While Kankyō Ongaku’s aural atmospheres were attuned to structures, art installations, products and other concrete concepts, and Pacific Breeze soundtracked the personal spaces of the people punch-drunk on prosperity occupying the buildings, Somewhere Between speaks to an undercurrent of dissent. Sato’s cover artwork is emblematic of an eclipse state where affluence and angst are intertwined. The corporation, who originally commissioned Soto’s design for their 1986 calendar, likely expected full-fledged optimism but received something more complex–a horizon filled with glorious gloom. The somber vision encompasses a common idiosyncrasy of Japanese society where hushed malaise gets brushed under gleaming surfaces.
These tracks exist in a space of transition when the major label grip on the Japanese recording market began to give way to the escalation of independents. Thanks to the idyllic economic climate and innovations in domestically manufactured music gear, creators on the edges were empowered to focus on satisfying their artistic visions in the open headspace of home studios. While labels like Warner Music and Nippon Columbia explored new sounds through traditional channels, it was possible for Vanity, Balcony, and other indie labels, not to mention self–released artists like Naoki Asai, to publish their work via affordable media such as cassettes, 7-inch vinyl, and flexi–discs.

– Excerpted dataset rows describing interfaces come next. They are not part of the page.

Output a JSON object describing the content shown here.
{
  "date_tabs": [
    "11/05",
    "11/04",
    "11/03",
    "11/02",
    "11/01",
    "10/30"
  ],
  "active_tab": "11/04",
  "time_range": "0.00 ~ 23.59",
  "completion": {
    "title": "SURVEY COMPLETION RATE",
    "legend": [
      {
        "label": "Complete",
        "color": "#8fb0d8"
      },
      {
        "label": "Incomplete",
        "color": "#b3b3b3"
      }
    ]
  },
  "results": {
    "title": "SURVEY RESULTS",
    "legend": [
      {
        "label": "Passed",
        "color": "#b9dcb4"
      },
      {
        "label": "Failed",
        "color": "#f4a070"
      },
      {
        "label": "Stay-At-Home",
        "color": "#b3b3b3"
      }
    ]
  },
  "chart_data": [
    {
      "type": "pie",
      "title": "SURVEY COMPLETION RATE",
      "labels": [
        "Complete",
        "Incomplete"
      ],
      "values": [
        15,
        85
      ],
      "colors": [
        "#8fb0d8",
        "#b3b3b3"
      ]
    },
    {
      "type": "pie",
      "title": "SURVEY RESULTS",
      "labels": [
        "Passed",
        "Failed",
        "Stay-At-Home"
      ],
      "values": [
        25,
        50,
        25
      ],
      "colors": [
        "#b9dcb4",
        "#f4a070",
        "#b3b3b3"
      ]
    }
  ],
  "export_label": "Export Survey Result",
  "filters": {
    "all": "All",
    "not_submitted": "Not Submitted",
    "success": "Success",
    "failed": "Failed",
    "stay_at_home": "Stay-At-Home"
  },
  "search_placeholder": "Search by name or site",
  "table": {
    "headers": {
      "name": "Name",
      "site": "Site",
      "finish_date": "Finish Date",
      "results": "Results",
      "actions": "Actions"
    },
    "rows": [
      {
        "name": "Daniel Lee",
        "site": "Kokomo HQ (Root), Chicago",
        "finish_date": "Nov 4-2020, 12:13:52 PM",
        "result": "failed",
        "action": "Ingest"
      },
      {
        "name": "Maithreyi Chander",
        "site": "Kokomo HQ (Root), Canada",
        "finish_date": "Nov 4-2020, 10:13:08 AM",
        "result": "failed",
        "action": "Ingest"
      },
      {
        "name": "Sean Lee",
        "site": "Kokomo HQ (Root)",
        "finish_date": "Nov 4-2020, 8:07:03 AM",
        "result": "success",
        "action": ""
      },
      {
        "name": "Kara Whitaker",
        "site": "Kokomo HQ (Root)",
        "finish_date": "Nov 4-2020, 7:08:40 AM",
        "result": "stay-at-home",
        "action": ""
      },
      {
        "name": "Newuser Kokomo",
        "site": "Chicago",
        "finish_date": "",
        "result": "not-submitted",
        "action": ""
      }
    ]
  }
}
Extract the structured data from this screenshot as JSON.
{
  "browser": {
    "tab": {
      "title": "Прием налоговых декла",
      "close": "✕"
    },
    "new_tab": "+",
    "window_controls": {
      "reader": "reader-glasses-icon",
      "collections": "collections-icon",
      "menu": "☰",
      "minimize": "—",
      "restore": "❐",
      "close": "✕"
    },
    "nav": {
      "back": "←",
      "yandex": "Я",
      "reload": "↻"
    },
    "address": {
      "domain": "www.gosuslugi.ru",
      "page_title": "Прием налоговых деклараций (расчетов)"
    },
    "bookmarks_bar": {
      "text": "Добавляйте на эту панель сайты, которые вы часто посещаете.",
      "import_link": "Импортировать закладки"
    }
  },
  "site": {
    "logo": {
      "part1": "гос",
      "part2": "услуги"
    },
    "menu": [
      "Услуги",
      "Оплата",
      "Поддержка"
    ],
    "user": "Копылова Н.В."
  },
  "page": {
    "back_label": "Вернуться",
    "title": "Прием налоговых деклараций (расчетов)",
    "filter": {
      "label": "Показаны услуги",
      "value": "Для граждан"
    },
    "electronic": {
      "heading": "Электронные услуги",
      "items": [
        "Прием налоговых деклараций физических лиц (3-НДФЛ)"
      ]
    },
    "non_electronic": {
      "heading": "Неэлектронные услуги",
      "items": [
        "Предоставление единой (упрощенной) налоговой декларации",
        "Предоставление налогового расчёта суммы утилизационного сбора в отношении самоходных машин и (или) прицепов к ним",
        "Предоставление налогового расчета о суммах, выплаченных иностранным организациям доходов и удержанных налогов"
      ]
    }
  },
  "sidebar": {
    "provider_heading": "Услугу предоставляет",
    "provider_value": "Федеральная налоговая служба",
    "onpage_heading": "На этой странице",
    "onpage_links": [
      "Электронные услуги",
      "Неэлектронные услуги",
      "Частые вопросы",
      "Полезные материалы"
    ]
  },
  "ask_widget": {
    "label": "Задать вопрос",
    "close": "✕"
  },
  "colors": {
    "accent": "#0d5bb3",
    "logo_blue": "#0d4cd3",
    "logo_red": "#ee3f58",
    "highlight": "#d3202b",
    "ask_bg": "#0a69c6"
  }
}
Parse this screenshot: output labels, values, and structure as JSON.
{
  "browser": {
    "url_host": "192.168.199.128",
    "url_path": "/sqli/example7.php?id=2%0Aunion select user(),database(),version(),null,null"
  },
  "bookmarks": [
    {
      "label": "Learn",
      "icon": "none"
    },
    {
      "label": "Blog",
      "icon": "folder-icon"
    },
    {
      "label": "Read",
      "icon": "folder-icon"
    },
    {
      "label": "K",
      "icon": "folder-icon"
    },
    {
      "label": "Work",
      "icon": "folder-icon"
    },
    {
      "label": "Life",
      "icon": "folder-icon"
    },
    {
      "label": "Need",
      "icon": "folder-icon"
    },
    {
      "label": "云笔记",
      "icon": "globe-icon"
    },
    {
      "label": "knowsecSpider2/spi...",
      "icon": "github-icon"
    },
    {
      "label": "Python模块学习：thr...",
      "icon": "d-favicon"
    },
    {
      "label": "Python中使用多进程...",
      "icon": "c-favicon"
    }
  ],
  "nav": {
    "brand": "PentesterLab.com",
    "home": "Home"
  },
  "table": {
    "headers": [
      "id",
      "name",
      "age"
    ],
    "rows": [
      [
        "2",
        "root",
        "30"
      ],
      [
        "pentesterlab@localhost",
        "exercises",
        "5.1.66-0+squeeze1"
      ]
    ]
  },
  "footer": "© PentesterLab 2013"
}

Housed in a wide–spine jacket, the double LP is available in different color editions exclusively at LightInTheAttic.net and at independent record stores. The compilation’s first single, Mishio Ogawa’s “Hikari No Ito Kin No Ito”, is available on all digital platforms.